under inhomogeneous plastic flow along with the heat transport responses under both short time and spatial scales. Moreover, for microstructural optimization of material properties, the plastic deformation mechanisms on the grain level play a significant role. A similar strengthening effect is also associated with decreasing the grain size in polycrystalline materials due to the increase in yield stress which is referred to as the Hall–Petch effect.

Professor Voyiadjis has worked on the gradient-enhanced continuum theory to assess the thermal and mechanical responses of small-scale metallic compounds under fast transient processes. Such framework is based on a system of microscopic force balances, derived from the principle of virtual power, a thermomechanical version of the second law that includes, work performed during plastic flow, and the heat generation and partial dissipation due to the plastic work and fast transient time via the energy balance relation. When combined with thermodynamically consistent constitutive relations, the microscopic force balances become nonlocal flow rules in the form of partial differential equations (PDEs) requiring boundary conditions. A rate and temperature dependent grain boundary flow rule is also presented which accounts for the energetic state of a plastically strained boundary along with boundary resistance against the slip transfer.

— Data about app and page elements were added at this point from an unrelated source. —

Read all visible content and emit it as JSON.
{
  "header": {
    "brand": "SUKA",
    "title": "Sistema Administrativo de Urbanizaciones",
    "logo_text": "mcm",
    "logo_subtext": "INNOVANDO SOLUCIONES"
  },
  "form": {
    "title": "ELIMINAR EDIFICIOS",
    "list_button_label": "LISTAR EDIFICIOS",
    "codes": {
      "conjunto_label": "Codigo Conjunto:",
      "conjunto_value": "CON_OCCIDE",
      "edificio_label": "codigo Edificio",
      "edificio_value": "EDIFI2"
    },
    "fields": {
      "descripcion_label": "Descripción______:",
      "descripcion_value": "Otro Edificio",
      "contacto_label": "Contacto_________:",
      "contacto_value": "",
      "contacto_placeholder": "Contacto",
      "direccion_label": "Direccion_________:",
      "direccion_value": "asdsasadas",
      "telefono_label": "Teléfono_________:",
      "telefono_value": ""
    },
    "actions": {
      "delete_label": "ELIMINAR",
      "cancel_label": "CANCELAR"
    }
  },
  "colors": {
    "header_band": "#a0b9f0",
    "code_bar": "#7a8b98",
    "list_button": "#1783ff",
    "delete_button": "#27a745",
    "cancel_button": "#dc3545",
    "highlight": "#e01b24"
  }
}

In this research, the free energy and dissipation potentials for the bulk and interface are postulated based on dominant microstructural phenomena involved in the problem of interest (i.e., thin film substrate system). These potentials are then accepted as the primary function and proposed to derive the stresses following Ziegler’s notion, for the thermodynamic gradient theory based on the same concept. Consequently, the mechanical and thermal conjugate forces of bulk and interface are decomposed into energetic and dissipative counterparts, which endowed the governing equations to have both energetic and dissipative gradient length scales.

The contributions in this work include:

- the coupled thermo-mechanical strain gradient plasticity theory is developed to assess the thermal and mechanical responses of small-scale metallic compounds under fast transient processes,
- the formulation incorporates both energetic hardening and dissipative strengthening,
- the classical heat equation is enhanced by involving the terms representing heating due to thermomechanical coupling and inelastic dissipation,
- the rate and temperature dependent flow rules for grain interior as well as grain boundary are proposed, correspondingly the enhanced model possesses four material length scales, i.e. energetic and dissipative length scales for grain interior and grain boundary,
- the proposed theory is applied to both small and large deformation framework,
- the 1D- and 2D finite element method is applied to the simple shear plate problem to investigate the size dependent behavior of small-scale metallic compounds under fast transient processes,
- the size dependent material behavior arising from the boundary effects is also addressed,
- the thermal responses are also explored through the finite element simulations considering the gradient-enhanced heat equation,
- the mesh dependency tests are carried out to examine the proposed gradient-enhanced theory on the regularization of localization.

Some results of Voyiadjis’s work appeared in more than 320 journal articles and the following book chapters:

Book Chapters in Handbooks: